- [Work to complete]: With the pictures left out, write out the records verbatim.

::: Data to examine

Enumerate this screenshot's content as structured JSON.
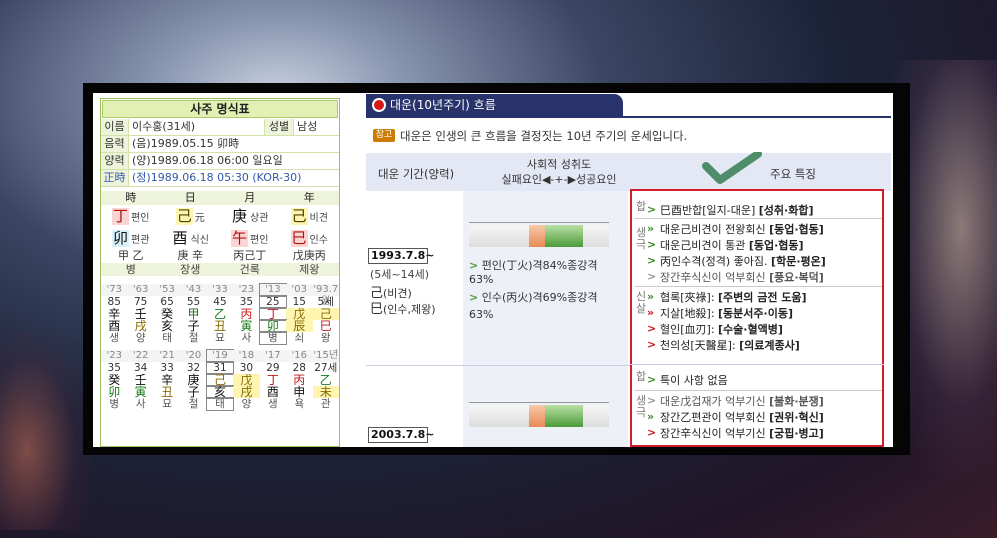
{
  "left": {
    "title": "사주 명식표",
    "info": {
      "name_label": "이름",
      "name_value": "이수홍(31세)",
      "gender_label": "성별",
      "gender_value": "남성",
      "lunar_label": "음력",
      "lunar_value": "(음)1989.05.15 卯時",
      "solar_label": "양력",
      "solar_value": "(양)1989.06.18 06:00 일요일",
      "correct_label": "正時",
      "correct_value": "(정)1989.06.18 05:30 (KOR-30)"
    },
    "pillars": {
      "headers": [
        "時",
        "日",
        "月",
        "年"
      ],
      "stems": [
        {
          "char": "丁",
          "god": "편인"
        },
        {
          "char": "己",
          "god": "元"
        },
        {
          "char": "庚",
          "god": "상관"
        },
        {
          "char": "己",
          "god": "비견"
        }
      ],
      "branches": [
        {
          "char": "卯",
          "god": "편관"
        },
        {
          "char": "酉",
          "god": "식신"
        },
        {
          "char": "午",
          "god": "편인"
        },
        {
          "char": "巳",
          "god": "인수"
        }
      ],
      "hidden": [
        "甲 乙",
        "庚 辛",
        "丙己丁",
        "戊庚丙"
      ],
      "stages": [
        "병",
        "장생",
        "건록",
        "제왕"
      ]
    },
    "luck_grid_1": {
      "years": [
        "'73",
        "'63",
        "'53",
        "'43",
        "'33",
        "'23",
        "'13",
        "'03",
        "'93.7월"
      ],
      "ages": [
        "85",
        "75",
        "65",
        "55",
        "45",
        "35",
        "25",
        "15",
        "5세"
      ],
      "stems": [
        "辛",
        "壬",
        "癸",
        "甲",
        "乙",
        "丙",
        "丁",
        "戊",
        "己"
      ],
      "branches": [
        "酉",
        "戌",
        "亥",
        "子",
        "丑",
        "寅",
        "卯",
        "辰",
        "巳"
      ],
      "stages": [
        "생",
        "양",
        "태",
        "절",
        "묘",
        "사",
        "병",
        "쇠",
        "왕"
      ]
    },
    "luck_grid_2": {
      "years": [
        "'23",
        "'22",
        "'21",
        "'20",
        "'19",
        "'18",
        "'17",
        "'16",
        "'15년"
      ],
      "ages": [
        "35",
        "34",
        "33",
        "32",
        "31",
        "30",
        "29",
        "28",
        "27세"
      ],
      "stems": [
        "癸",
        "壬",
        "辛",
        "庚",
        "己",
        "戊",
        "丁",
        "丙",
        "乙"
      ],
      "branches": [
        "卯",
        "寅",
        "丑",
        "子",
        "亥",
        "戌",
        "酉",
        "申",
        "未"
      ],
      "stages": [
        "병",
        "사",
        "묘",
        "절",
        "태",
        "양",
        "생",
        "욕",
        "관"
      ]
    }
  },
  "right": {
    "tab_title": "대운(10년주기) 흐름",
    "ref_badge": "참고",
    "description": "대운은 인생의 큰 흐름을 결정짓는 10년 주기의 운세입니다.",
    "headers": {
      "period": "대운 기간(양력)",
      "achieve_line1": "사회적 성취도",
      "achieve_line2": "실패요인◀-+-▶성공요인",
      "features": "주요 특징"
    },
    "rows": [
      {
        "period": "1993.7.8~",
        "age": "(5세~14세)",
        "stem_char": "己",
        "stem_note": "(비견)",
        "branch_char": "巳",
        "branch_note": "(인수,제왕)",
        "bar_text1": "편인(丁火)격84%종강격",
        "bar_pct1": "63%",
        "bar_text2": "인수(丙火)격69%종강격",
        "bar_pct2": "63%"
      },
      {
        "period": "2003.7.8~"
      }
    ],
    "sections": {
      "hap_label": "합",
      "saeng_label": "생극",
      "sinsal_label": "신살"
    },
    "features": [
      {
        "a": "巳酉반합[일지-대운] ",
        "b": "[성취·화합]"
      },
      {
        "a": "대운己비견이 전왕회신 ",
        "b": "[동업·협동]"
      },
      {
        "a": "대운己비견이 통관 ",
        "b": "[동업·협동]"
      },
      {
        "a": "丙인수격(정격) 좋아짐. ",
        "b": "[학문·평온]"
      },
      {
        "a": "장간辛식신이 억부회신 ",
        "b": "[풍요·복덕]"
      },
      {
        "a": "협록[夾祿]: ",
        "b": "[주변의 금전 도움]"
      },
      {
        "a": "지살[地殺]: ",
        "b": "[동분서주·이동]"
      },
      {
        "a": "혈인[血刃]: ",
        "b": "[수술·혈액병]"
      },
      {
        "a": "천의성[天醫星]: ",
        "b": "[의료계종사]"
      },
      {
        "a": "특이 사항 없음",
        "b": ""
      },
      {
        "a": "대운戊겁재가 억부기신 ",
        "b": "[불화·분쟁]"
      },
      {
        "a": "장간乙편관이 억부회신 ",
        "b": "[권위·혁신]"
      },
      {
        "a": "장간辛식신이 억부기신 ",
        "b": "[궁핍·병고]"
      }
    ]
  },
  "colors": {
    "panel_border": "#9bbf59",
    "tab_bg": "#27336a",
    "highlight_box": "#d11d2b",
    "check_mark": "#4f8d6a"
  }
}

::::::

- [Your response]:
Enumerate this screenshot's content as structured JSON.
{
  "left": {
    "title": "사주 명식표",
    "info": {
      "name_label": "이름",
      "name_value": "이수홍(31세)",
      "gender_label": "성별",
      "gender_value": "남성",
      "lunar_label": "음력",
      "lunar_value": "(음)1989.05.15 卯時",
      "solar_label": "양력",
      "solar_value": "(양)1989.06.18 06:00 일요일",
      "correct_label": "正時",
      "correct_value": "(정)1989.06.18 05:30 (KOR-30)"
    },
    "pillars": {
      "headers": [
        "時",
        "日",
        "月",
        "年"
      ],
      "stems": [
        {
          "char": "丁",
          "god": "편인"
        },
        {
          "char": "己",
          "god": "元"
        },
        {
          "char": "庚",
          "god": "상관"
        },
        {
          "char": "己",
          "god": "비견"
        }
      ],
      "branches": [
        {
          "char": "卯",
          "god": "편관"
        },
        {
          "char": "酉",
          "god": "식신"
        },
        {
          "char": "午",
          "god": "편인"
        },
        {
          "char": "巳",
          "god": "인수"
        }
      ],
      "hidden": [
        "甲 乙",
        "庚 辛",
        "丙己丁",
        "戊庚丙"
      ],
      "stages": [
        "병",
        "장생",
        "건록",
        "제왕"
      ]
    },
    "luck_grid_1": {
      "years": [
        "'73",
        "'63",
        "'53",
        "'43",
        "'33",
        "'23",
        "'13",
        "'03",
        "'93.7월"
      ],
      "ages": [
        "85",
        "75",
        "65",
        "55",
        "45",
        "35",
        "25",
        "15",
        "5세"
      ],
      "stems": [
        "辛",
        "壬",
        "癸",
        "甲",
        "乙",
        "丙",
        "丁",
        "戊",
        "己"
      ],
      "branches": [
        "酉",
        "戌",
        "亥",
        "子",
        "丑",
        "寅",
        "卯",
        "辰",
        "巳"
      ],
      "stages": [
        "생",
        "양",
        "태",
        "절",
        "묘",
        "사",
        "병",
        "쇠",
        "왕"
      ]
    },
    "luck_grid_2": {
      "years": [
        "'23",
        "'22",
        "'21",
        "'20",
        "'19",
        "'18",
        "'17",
        "'16",
        "'15년"
      ],
      "ages": [
        "35",
        "34",
        "33",
        "32",
        "31",
        "30",
        "29",
        "28",
        "27세"
      ],
      "stems": [
        "癸",
        "壬",
        "辛",
        "庚",
        "己",
        "戊",
        "丁",
        "丙",
        "乙"
      ],
      "branches": [
        "卯",
        "寅",
        "丑",
        "子",
        "亥",
        "戌",
        "酉",
        "申",
        "未"
      ],
      "stages": [
        "병",
        "사",
        "묘",
        "절",
        "태",
        "양",
        "생",
        "욕",
        "관"
      ]
    }
  },
  "right": {
    "tab_title": "대운(10년주기) 흐름",
    "ref_badge": "참고",
    "description": "대운은 인생의 큰 흐름을 결정짓는 10년 주기의 운세입니다.",
    "headers": {
      "period": "대운 기간(양력)",
      "achieve_line1": "사회적 성취도",
      "achieve_line2": "실패요인◀-+-▶성공요인",
      "features": "주요 특징"
    },
    "rows": [
      {
        "period": "1993.7.8~",
        "age": "(5세~14세)",
        "stem_char": "己",
        "stem_note": "(비견)",
        "branch_char": "巳",
        "branch_note": "(인수,제왕)",
        "bar_text1": "편인(丁火)격84%종강격",
        "bar_pct1": "63%",
        "bar_text2": "인수(丙火)격69%종강격",
        "bar_pct2": "63%"
      },
      {
        "period": "2003.7.8~"
      }
    ],
    "sections": {
      "hap_label": "합",
      "saeng_label": "생극",
      "sinsal_label": "신살"
    },
    "features": [
      {
        "a": "巳酉반합[일지-대운] ",
        "b": "[성취·화합]"
      },
      {
        "a": "대운己비견이 전왕회신 ",
        "b": "[동업·협동]"
      },
      {
        "a": "대운己비견이 통관 ",
        "b": "[동업·협동]"
      },
      {
        "a": "丙인수격(정격) 좋아짐. ",
        "b": "[학문·평온]"
      },
      {
        "a": "장간辛식신이 억부회신 ",
        "b": "[풍요·복덕]"
      },
      {
        "a": "협록[夾祿]: ",
        "b": "[주변의 금전 도움]"
      },
      {
        "a": "지살[地殺]: ",
        "b": "[동분서주·이동]"
      },
      {
        "a": "혈인[血刃]: ",
        "b": "[수술·혈액병]"
      },
      {
        "a": "천의성[天醫星]: ",
        "b": "[의료계종사]"
      },
      {
        "a": "특이 사항 없음",
        "b": ""
      },
      {
        "a": "대운戊겁재가 억부기신 ",
        "b": "[불화·분쟁]"
      },
      {
        "a": "장간乙편관이 억부회신 ",
        "b": "[권위·혁신]"
      },
      {
        "a": "장간辛식신이 억부기신 ",
        "b": "[궁핍·병고]"
      }
    ]
  },
  "colors": {
    "panel_border": "#9bbf59",
    "tab_bg": "#27336a",
    "highlight_box": "#d11d2b",
    "check_mark": "#4f8d6a"
  }
}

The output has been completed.